Although I come from a Muslim background, I don't pretend to represent Islam, but I care deeply about Muslim family and friends who seek to balance their faith and their love for America. Ft. Hood mocks such attempts at balance.

Like with Columbine, it could take years to unpack the dynamics behind Ft. Hood. I won't even pretend to make sense of it yet.

But I have a suggestion for the Muslim-American community. Go beyond the routine condemnations. A few years back, my brother and I penned a piece criticizing xenophobia directed at Muslim-Americans, but we still made it a point to argue that Muslim advocacy organizations such as CAIR "should go further [than just condemning violence], perhaps by establishing philanthropies for communities and families hurt by extremists who have hijacked Islam."

Okay, Hasan may not be an extremist who has hijacked Islam. But hair-splitting distinctions are lost on grieving Americans right now. I wrote a positive piece years ago about CAIR's attempts to champion moderate Islam, and I do roll my eyes at the right-wing propaganda that claim groups such as CAIR are fronts for extremists--but I wish these groups were more interested in productive engagement than in getting jumpy about every possible sign of profiling against burqa-clad Muslims on airplanes.

Deeds, not words. Maybe these groups can begin to put their money where their mouth is, by offering tangible support to families of the shooting victims. Some of those families may angrily reject such aid, because Hasan's act will aggravate latent xenophobia. But still, a steadfast and long-term commitment to such a healing approach represents the generous model of Muhammad at the height of his powers.
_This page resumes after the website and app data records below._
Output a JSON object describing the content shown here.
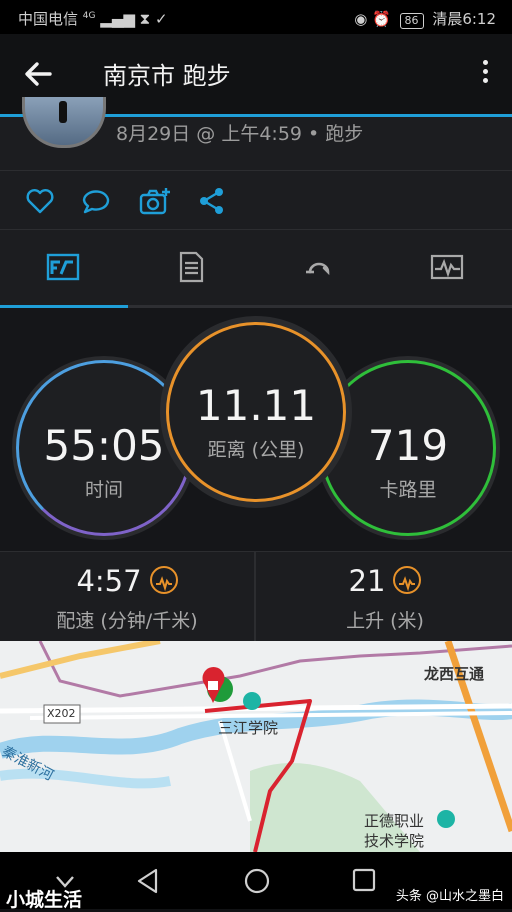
{
  "status_bar": {
    "carrier": "中国电信",
    "network": "4G",
    "battery": "86",
    "time": "清晨6:12"
  },
  "app_bar": {
    "title": "南京市 跑步"
  },
  "activity": {
    "date_line": "8月29日 @ 上午4:59 • 跑步"
  },
  "stats": {
    "time": {
      "value": "55:05",
      "label": "时间",
      "color": "#7f63c9"
    },
    "distance": {
      "value": "11.11",
      "label": "距离 (公里)",
      "color": "#e8922a"
    },
    "calories": {
      "value": "719",
      "label": "卡路里",
      "color": "#2fbf3a"
    }
  },
  "metrics": {
    "pace": {
      "value": "4:57",
      "label": "配速 (分钟/千米)"
    },
    "ascent": {
      "value": "21",
      "label": "上升 (米)"
    }
  },
  "map": {
    "labels": {
      "interchange": "龙西互通",
      "road_code": "X202",
      "college": "三江学院",
      "river": "秦淮新河",
      "vocational_line1": "正德职业",
      "vocational_line2": "技术学院"
    }
  },
  "colors": {
    "accent": "#1f9fd8",
    "route": "#d9232f"
  },
  "watermark": {
    "left": "小城生活",
    "right": "头条 @山水之墨白"
  }
}
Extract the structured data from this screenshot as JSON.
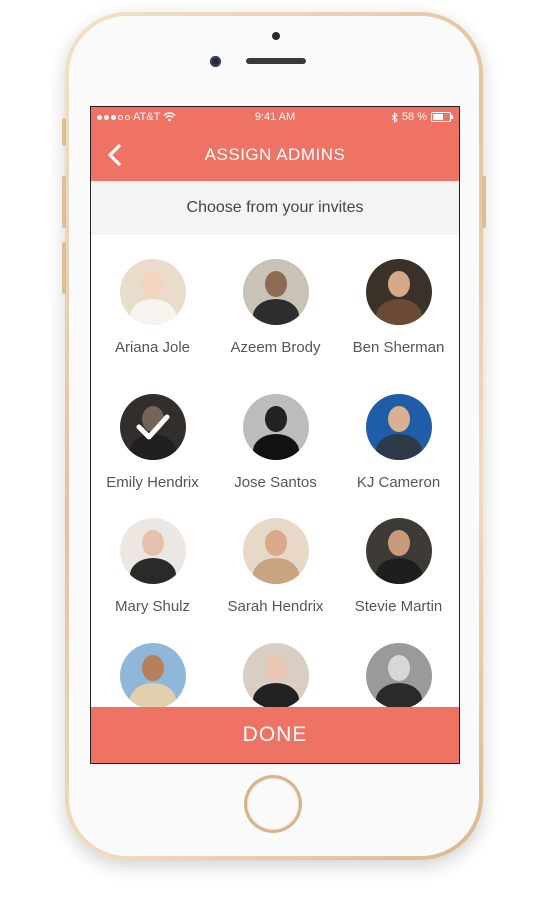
{
  "status_bar": {
    "carrier": "AT&T",
    "time": "9:41 AM",
    "battery": "58 %",
    "signal_bars_filled": 3
  },
  "header": {
    "title": "ASSIGN ADMINS",
    "back_icon": "chevron-left-icon",
    "accent_color": "#ef7365"
  },
  "subheader": {
    "text": "Choose from your invites"
  },
  "invites": [
    {
      "name": "Ariana Jole",
      "selected": false,
      "bg": "#e9dccb",
      "skin": "#f2d4bf",
      "cloth": "#f7f3ee"
    },
    {
      "name": "Azeem Brody",
      "selected": false,
      "bg": "#c9c2b6",
      "skin": "#8d6a52",
      "cloth": "#2e2e2e"
    },
    {
      "name": "Ben Sherman",
      "selected": false,
      "bg": "#3a3128",
      "skin": "#d6a88a",
      "cloth": "#6b4a33"
    },
    {
      "name": "Emily Hendrix",
      "selected": true,
      "bg": "#5a5550",
      "skin": "#d7b4a0",
      "cloth": "#3b3b3b"
    },
    {
      "name": "Jose Santos",
      "selected": false,
      "bg": "#bcbcbc",
      "skin": "#222222",
      "cloth": "#111111"
    },
    {
      "name": "KJ Cameron",
      "selected": false,
      "bg": "#1f5da8",
      "skin": "#d9b091",
      "cloth": "#2f3a48"
    },
    {
      "name": "Mary Shulz",
      "selected": false,
      "bg": "#ece7e2",
      "skin": "#e6c2ae",
      "cloth": "#2b2a2a"
    },
    {
      "name": "Sarah Hendrix",
      "selected": false,
      "bg": "#e8d8c8",
      "skin": "#d9a98a",
      "cloth": "#c9a483"
    },
    {
      "name": "Stevie Martin",
      "selected": false,
      "bg": "#3e3a36",
      "skin": "#c99a7c",
      "cloth": "#1e1e1e"
    },
    {
      "name": "",
      "selected": false,
      "bg": "#8fb7d9",
      "skin": "#b77f5c",
      "cloth": "#e2cfae"
    },
    {
      "name": "",
      "selected": false,
      "bg": "#d9cec3",
      "skin": "#e8c6b2",
      "cloth": "#222222"
    },
    {
      "name": "",
      "selected": false,
      "bg": "#9a9a9a",
      "skin": "#d7d7d7",
      "cloth": "#2a2a2a"
    }
  ],
  "footer": {
    "done_label": "DONE"
  }
}
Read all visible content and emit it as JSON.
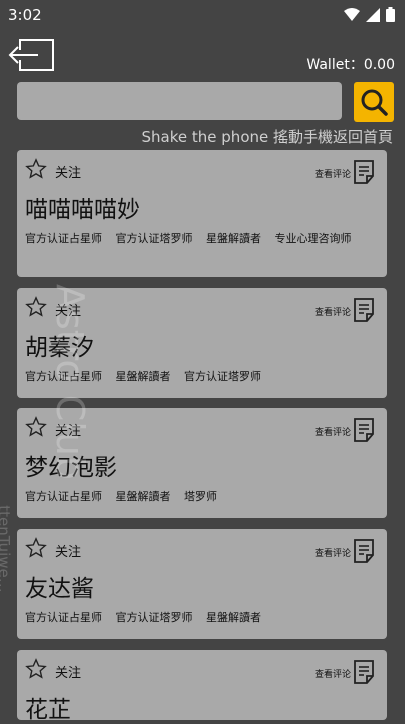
{
  "status": {
    "time": "3:02"
  },
  "header": {
    "wallet": "Wallet：0.00"
  },
  "search": {
    "placeholder": "",
    "hint": "Shake the phone 搖動手機返回首頁"
  },
  "watermark": {
    "main": "Astro Club",
    "sub": "ttenTuiwe…"
  },
  "cards": [
    {
      "follow_label": "关注",
      "review_label": "查看评论",
      "name": "喵喵喵喵妙",
      "tags": [
        "官方认证占星师",
        "官方认证塔罗师",
        "星盤解讀者",
        "专业心理咨询师"
      ]
    },
    {
      "follow_label": "关注",
      "review_label": "查看评论",
      "name": "胡蓁汐",
      "tags": [
        "官方认证占星师",
        "星盤解讀者",
        "官方认证塔罗师"
      ]
    },
    {
      "follow_label": "关注",
      "review_label": "查看评论",
      "name": "梦幻泡影",
      "tags": [
        "官方认证占星师",
        "星盤解讀者",
        "塔罗师"
      ]
    },
    {
      "follow_label": "关注",
      "review_label": "查看评论",
      "name": "友达酱",
      "tags": [
        "官方认证占星师",
        "官方认证塔罗师",
        "星盤解讀者"
      ]
    },
    {
      "follow_label": "关注",
      "review_label": "查看评论",
      "name": "花芷",
      "tags": []
    }
  ]
}
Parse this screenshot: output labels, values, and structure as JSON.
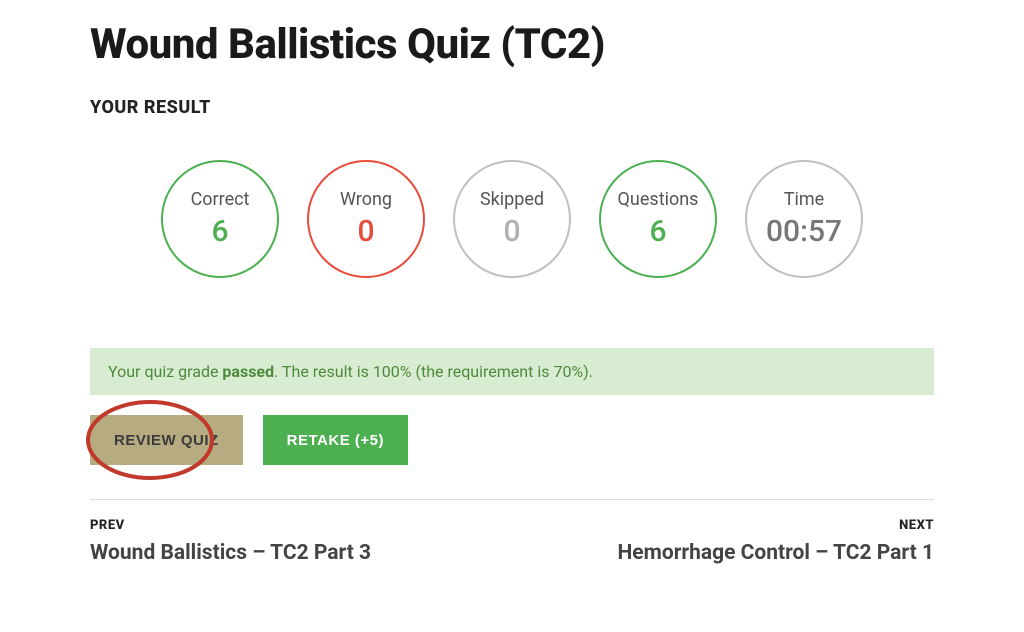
{
  "title": "Wound Ballistics Quiz (TC2)",
  "result_heading": "YOUR RESULT",
  "stats": {
    "correct": {
      "label": "Correct",
      "value": "6"
    },
    "wrong": {
      "label": "Wrong",
      "value": "0"
    },
    "skipped": {
      "label": "Skipped",
      "value": "0"
    },
    "questions": {
      "label": "Questions",
      "value": "6"
    },
    "time": {
      "label": "Time",
      "value": "00:57"
    }
  },
  "grade": {
    "prefix": "Your quiz grade ",
    "status": "passed",
    "suffix": ". The result is 100% (the requirement is 70%)."
  },
  "buttons": {
    "review": "REVIEW QUIZ",
    "retake": "RETAKE (+5)"
  },
  "nav": {
    "prev_label": "PREV",
    "prev_title": "Wound Ballistics – TC2 Part 3",
    "next_label": "NEXT",
    "next_title": "Hemorrhage Control – TC2 Part 1"
  },
  "colors": {
    "correct": "#4caf50",
    "wrong": "#e74c3c",
    "neutral": "#b0b0b0",
    "grade_bg": "#d8ecd2",
    "grade_text": "#4e8a3b",
    "review_btn": "#b7ab82",
    "retake_btn": "#4caf50",
    "annotation": "#c0392b"
  }
}
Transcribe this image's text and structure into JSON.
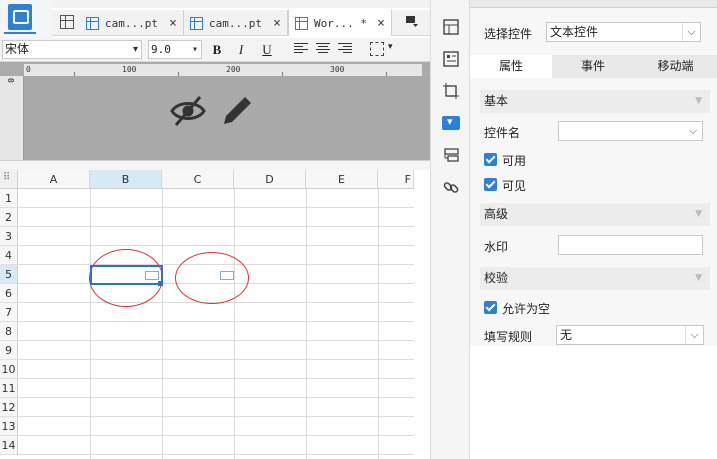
{
  "tabs": [
    {
      "label": "cam...pt",
      "close": "×"
    },
    {
      "label": "cam...pt",
      "close": "×"
    },
    {
      "label": "Wor... *",
      "close": "×"
    }
  ],
  "format_bar": {
    "font": "宋体",
    "size": "9.0",
    "bold": "B",
    "italic": "I",
    "underline": "U"
  },
  "ruler": {
    "marks": [
      "0",
      "100",
      "200",
      "300"
    ],
    "v_mark": "0"
  },
  "sheet": {
    "columns": [
      "A",
      "B",
      "C",
      "D",
      "E",
      "F"
    ],
    "rows": [
      "1",
      "2",
      "3",
      "4",
      "5",
      "6",
      "7",
      "8",
      "9",
      "10",
      "11",
      "12",
      "13",
      "14"
    ],
    "selected_cell": "B5"
  },
  "panel": {
    "select_control_label": "选择控件",
    "select_control_value": "文本控件",
    "tabs": [
      "属性",
      "事件",
      "移动端"
    ],
    "active_tab": "属性",
    "section_basic": "基本",
    "control_name_label": "控件名",
    "control_name_value": "",
    "enabled_label": "可用",
    "visible_label": "可见",
    "section_advanced": "高级",
    "watermark_label": "水印",
    "watermark_value": "",
    "section_validation": "校验",
    "allow_empty_label": "允许为空",
    "rule_label": "填写规则",
    "rule_value": "无"
  },
  "colors": {
    "accent": "#2f7ed8",
    "selection": "#2f6fd4",
    "annotation": "#e03232",
    "preview_bg": "#a9a9a9"
  },
  "icons": [
    "eye-slash-icon",
    "pencil-icon",
    "chevron-down-icon",
    "check-icon",
    "grid-icon",
    "link-icon"
  ]
}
UPDATE: See http://www.foxnews.com/story/0,2933,573285,00.html

 

Follow Rob Asghar on Twitter: www.twitter.com/rasghar